After you have prepared your drywall and tiled the surface, you’re going to need to start applying grout, and while it may initially seem pretty simple to do in practice, there are several different factors and considerations to take into account which can make or break a part of the kitchen, and it’s aesthetic, so it’s essential to get it right!
The backsplash, located behind the sink or cooker, is particularly important to grout because it prevents any water, grease, or other messy liquids from damaging the kitchen walls, so giving it that extra element of protection is never a bad thing.
Let’s take a look at how exactly you can grout a backsplash, and what you should always keep in mind when doing so.
The key to grouting a backsplash is mixing some water with the bucket to help even the mixture out, and applying it in the smallest crevices first.
You should also let it dry for 10 minutes before washing any excess off once it’s been applied, and always use a grout float as your primary piece of equipment.
What You Should Consider First
Before you start applying the grout, there are a few things to point out first which you will need to know so that you can choose a type of grout that is both aesthetically pleasing, and suitable to install on your specific backsplash.
Here’s what you need to consider when choosing what grout to buy.
At the end of the day, the grout is the final layer that goes onto a backsplash panel, so it’s going to be the most prominent color that people see when they first lay their eyes on it.
Therefore, I wouldn’t recommend choosing a color that is going to clash with the drywall or tiles, and luckily this can easily be avoided because of just how many color variations you have to choose from.
White grout for example is very popular since it helps the backsplash look modern and very clean in its appearance, but it will have a more challenging time hiding grease and grime marks.
Soft gray grout will hide mess a lot easier, and will also highlight the pattern of the tile, making it a slightly more hollow, but still attractive option.
Of course, if you’re particularly worried about grease splashes marking the wall, then a darker-colored grout will be your best option.
I would recommend also choosing a much more eye-popping color if you want to experiment and have a little fun with the kitchen’s appearance, especially if the color matches the aesthetic of the specific tiles you’re applying it to.
Select The Appropriate Grout Type
You will first need to choose a grout type that suits the distances between your tiles.
For example, unsanded grout is a lot smoother than its counterparts and does not require a sealer thanks to the polymers.
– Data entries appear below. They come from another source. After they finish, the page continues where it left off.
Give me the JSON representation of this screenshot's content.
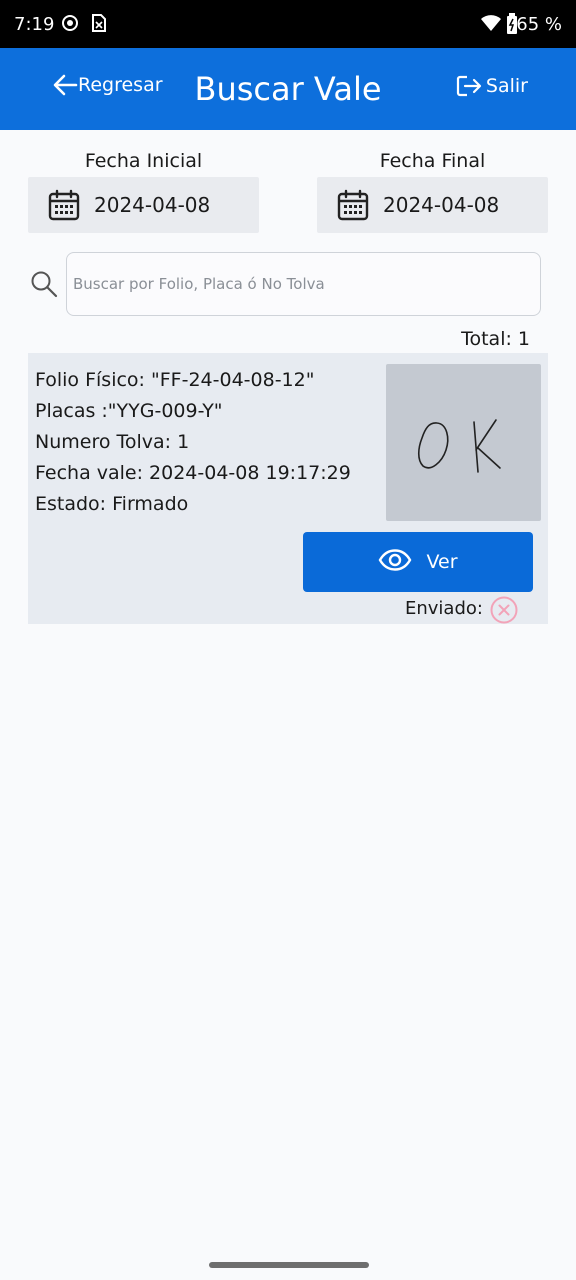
{
  "status_bar": {
    "time": "7:19",
    "battery": "65 %",
    "icons": [
      "record-icon",
      "sim-icon",
      "wifi-icon",
      "battery-icon"
    ]
  },
  "header": {
    "back_label": "Regresar",
    "title": "Buscar Vale",
    "logout_label": "Salir",
    "accent": "#0d6fdc"
  },
  "filters": {
    "start_label": "Fecha Inicial",
    "start_value": "2024-04-08",
    "end_label": "Fecha Final",
    "end_value": "2024-04-08"
  },
  "search": {
    "placeholder": "Buscar por Folio, Placa ó No Tolva",
    "value": ""
  },
  "results": {
    "total_text": "Total: 1",
    "items": [
      {
        "folio": "Folio Físico: \"FF-24-04-08-12\"",
        "placas": "Placas :\"YYG-009-Y\"",
        "tolva": "Numero Tolva: 1",
        "fecha": "Fecha vale:  2024-04-08 19:17:29",
        "estado": "Estado: Firmado",
        "signature_text": "OK",
        "view_label": "Ver",
        "sent_label": "Enviado:",
        "sent_status_color": "#f2a3b8"
      }
    ]
  }
}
Unsanded grout is designed to be used on narrow gaps between the tiles that are less than 1/8 inch wide.
Finely sanded grout on the other hand is a little more coarse and durable than unsanded, and it is the option we would recommend going with for medium-sized gaps ranging from 1/8 inch to 3/8 inch wide.
You then have quarry grout which is cement-based and primarily used for slate and terracotta tiles. I find this is usually best suited for wider joints that range from between 3/8 inch to 1/2 inch wide.
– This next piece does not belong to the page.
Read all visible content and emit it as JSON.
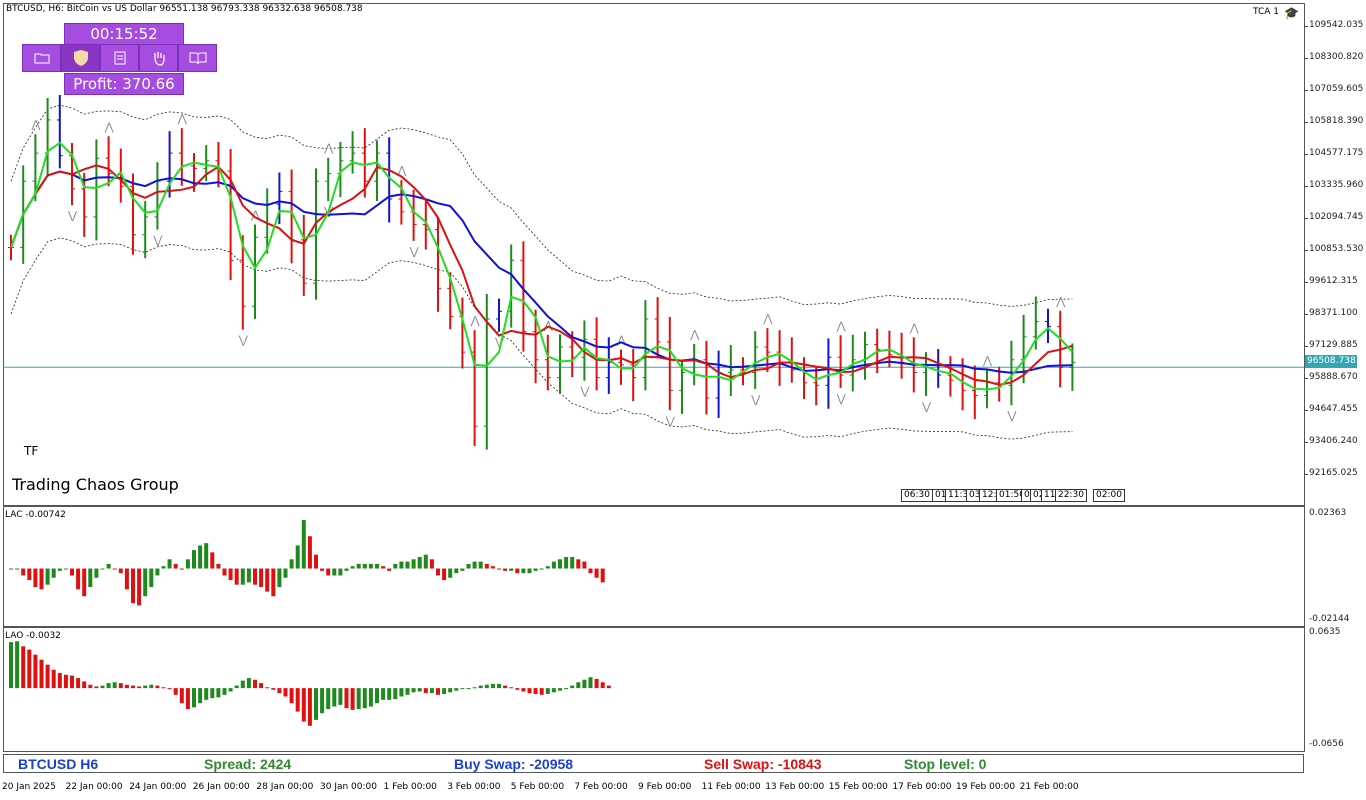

Finally, we have epoxy, a grout variant that can be very hard to work with, but that dries extremely quickly thanks to the resin and hardener which it uses in the mixture.
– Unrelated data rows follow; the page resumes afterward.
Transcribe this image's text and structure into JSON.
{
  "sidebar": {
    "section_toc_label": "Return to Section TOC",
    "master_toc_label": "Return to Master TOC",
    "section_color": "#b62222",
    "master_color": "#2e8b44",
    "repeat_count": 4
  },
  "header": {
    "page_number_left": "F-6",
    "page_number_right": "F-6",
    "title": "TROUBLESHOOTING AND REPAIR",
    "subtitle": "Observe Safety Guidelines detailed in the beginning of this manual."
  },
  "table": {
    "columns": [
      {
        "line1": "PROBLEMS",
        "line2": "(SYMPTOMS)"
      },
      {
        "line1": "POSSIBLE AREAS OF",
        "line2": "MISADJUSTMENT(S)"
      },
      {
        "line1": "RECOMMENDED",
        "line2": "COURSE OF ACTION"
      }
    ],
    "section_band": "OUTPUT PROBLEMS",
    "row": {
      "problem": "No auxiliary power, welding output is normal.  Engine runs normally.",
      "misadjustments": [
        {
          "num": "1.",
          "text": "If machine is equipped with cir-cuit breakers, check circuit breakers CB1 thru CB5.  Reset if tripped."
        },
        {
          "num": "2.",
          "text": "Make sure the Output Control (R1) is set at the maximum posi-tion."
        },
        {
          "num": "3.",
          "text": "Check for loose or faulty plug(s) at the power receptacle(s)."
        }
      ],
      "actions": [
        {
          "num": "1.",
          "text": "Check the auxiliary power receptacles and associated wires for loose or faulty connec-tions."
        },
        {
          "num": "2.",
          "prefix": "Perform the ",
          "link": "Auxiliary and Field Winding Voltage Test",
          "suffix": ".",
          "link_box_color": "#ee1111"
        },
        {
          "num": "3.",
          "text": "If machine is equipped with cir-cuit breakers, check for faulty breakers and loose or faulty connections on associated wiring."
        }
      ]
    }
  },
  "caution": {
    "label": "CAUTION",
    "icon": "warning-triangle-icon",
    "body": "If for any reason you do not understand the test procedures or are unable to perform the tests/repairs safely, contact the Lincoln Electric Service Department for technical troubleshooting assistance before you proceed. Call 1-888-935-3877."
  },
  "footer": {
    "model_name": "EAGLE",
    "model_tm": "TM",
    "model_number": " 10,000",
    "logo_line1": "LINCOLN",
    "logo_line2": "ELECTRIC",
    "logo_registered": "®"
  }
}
How To Grout A Backsplash Correctly
Now that you know the type of grout that you think would suit your kitchen the best, it’s time to start applying the grout, but first, you’re going to need some equipment that will help make the job as easy as possible.
- Two buckets
- Grout Float
- Grout Sealer
- Plastic sheeting
- Painter’s Tape
- Putty knife
Step 1: Protect The Countertops
Applying grout is a job that can get very messy, very quickly, so it can be worth spreading the plastic sheeting over the countertops and pinning down the corners using painter’s tape to save you from having to clean up later on.
Step 2: Begin Mixing The Grout
Pour the grout into a bucket and slowly start swirling it around and mixing it together until it becomes thick and easy to pick out with the putty knife.
You’re also going to need to pour some water into the bucket since it will help form the texture and consistency that you want, which is a lumpy and thick mixture that resembles toothpaste more than anything else.
From personal experience, I find that leaving the grout to slake for 10 minutes is the perfect amount of time before using it so that all the chemicals can come together to make the grout a lot stiffer and much more firm overall.
Step 3: Start Applying The Grout
With your grout float at the ready, work on small areas at a time and fill in the joints by spreading in an upward direction so that you don’t drop as much mess on the floor.
Step 4: Wipe Away Any Excess
Once the grout is applied, leave it to dry for 10 minutes, and then fill up a second bucket with warm water and use a sponge to carefully wipe away any excess that might have splashed onto the tiles.
Step 5: Seal The Grout
After 24 hours have passed, use the sealer product to seal the grout, and start applying beads of the caulk to any corners and along the countertops so that it can seal up any air leaks.
After approximately 30 minutes, the caulk will be completely dry, and your backsplash project will be complete. Enjoy your new and protected backsplash!
So, is grouting a backsplash really worth it considering how much time and effort it can take? Absolutely, especially because it is necessary for supporting tiles in the long term, otherwise, you can expect them to break and crack in no time.
Always remember that the tile and grout are a pairing that should never be separated, and one simply won’t hold up without the other, so once you have an idea of the space between your tiles, and what grout you would like to use, you’re all set to start applying grout to your backsplash.